Using (raw) milk as an ingredient

We ran a survey of our CSA members this week, assessing interest in receiving deliveries of raw goat’s milk from the farm under the condition that it’s not to be consumed raw (read more about this here and here). Quite a few people expressed theoretical interest tempered with some version of “I like the idea but I don’t know what to do with it if I can’t drink it”. This is thoroughly understandable, given the very Western/American cultural view of milk primarily as a pure drink, quite different from many other cultures’ uses of the product. In this and further posts, we’re going to discuss various other ways to use and handle milk in the home to create lots of fresh and tasty foods. Even for folks not interested in our goat’s milk (or for non-CSA members), there’s a lot to learn here about diverse ways to use good milk to make new foods and often save money. (If nothing else, many of these recipes/techniques are the base of versatile ways to use vegetables.) Non-organic goat’s milk is currently selling at a local grocery chain for over $5/quart, as compared to our price of $6/half-gallon, and the equivalent yogurts and cheeses you can make are even pricier.
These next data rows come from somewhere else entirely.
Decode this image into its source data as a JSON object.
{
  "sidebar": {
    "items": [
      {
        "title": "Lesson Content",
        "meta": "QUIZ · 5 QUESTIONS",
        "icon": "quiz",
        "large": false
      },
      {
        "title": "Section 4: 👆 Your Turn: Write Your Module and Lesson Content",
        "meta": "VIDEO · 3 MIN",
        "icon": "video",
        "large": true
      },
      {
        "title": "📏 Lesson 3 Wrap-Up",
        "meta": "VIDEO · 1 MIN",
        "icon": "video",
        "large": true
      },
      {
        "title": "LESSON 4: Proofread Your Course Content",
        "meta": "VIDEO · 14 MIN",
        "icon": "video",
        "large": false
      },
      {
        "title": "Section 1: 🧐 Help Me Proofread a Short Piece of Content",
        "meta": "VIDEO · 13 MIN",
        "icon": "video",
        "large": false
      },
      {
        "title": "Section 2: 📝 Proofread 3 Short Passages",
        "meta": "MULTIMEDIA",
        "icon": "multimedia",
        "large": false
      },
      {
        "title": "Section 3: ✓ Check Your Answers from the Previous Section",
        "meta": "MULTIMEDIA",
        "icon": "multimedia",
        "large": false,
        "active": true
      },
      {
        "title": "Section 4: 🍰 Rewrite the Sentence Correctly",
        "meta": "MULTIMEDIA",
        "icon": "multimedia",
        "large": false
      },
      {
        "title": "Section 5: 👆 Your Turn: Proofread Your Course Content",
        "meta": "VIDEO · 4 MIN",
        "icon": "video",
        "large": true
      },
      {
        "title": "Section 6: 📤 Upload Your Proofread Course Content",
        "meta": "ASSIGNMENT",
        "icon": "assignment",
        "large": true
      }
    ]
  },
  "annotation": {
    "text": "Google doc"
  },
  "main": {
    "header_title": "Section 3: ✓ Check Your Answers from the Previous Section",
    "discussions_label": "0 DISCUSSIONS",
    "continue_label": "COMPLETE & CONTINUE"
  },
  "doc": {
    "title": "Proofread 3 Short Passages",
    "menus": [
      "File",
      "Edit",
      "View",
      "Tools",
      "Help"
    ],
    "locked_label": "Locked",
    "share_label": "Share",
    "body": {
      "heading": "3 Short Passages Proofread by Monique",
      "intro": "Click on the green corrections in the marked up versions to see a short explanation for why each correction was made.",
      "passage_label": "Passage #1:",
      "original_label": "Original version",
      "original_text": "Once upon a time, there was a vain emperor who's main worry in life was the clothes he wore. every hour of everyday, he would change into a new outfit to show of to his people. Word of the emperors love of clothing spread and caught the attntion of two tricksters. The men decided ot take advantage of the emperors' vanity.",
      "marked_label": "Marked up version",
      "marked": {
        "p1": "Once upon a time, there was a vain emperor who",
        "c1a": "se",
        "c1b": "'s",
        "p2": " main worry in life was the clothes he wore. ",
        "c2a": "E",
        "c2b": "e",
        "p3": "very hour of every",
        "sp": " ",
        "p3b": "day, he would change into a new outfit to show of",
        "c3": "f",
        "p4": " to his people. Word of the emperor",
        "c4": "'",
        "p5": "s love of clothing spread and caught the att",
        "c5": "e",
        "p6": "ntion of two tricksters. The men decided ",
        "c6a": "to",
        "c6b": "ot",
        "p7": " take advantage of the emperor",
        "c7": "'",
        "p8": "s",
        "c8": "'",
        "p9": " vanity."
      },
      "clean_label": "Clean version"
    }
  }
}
Continue reading

Using mint in beverages

One of our favorite ways to use mint is to infuse its flavor into various beverages. Most of these involve heating the liquid, then tossing in a few sprigs of mint. To maximize the mint flavor, we’ve found that it is best to add the mint when the liquid is a bit below the boiling point of water. Here are a few recipes for using mint in diverse beverages including tea, mojitos, and chocolate milk. Continue reading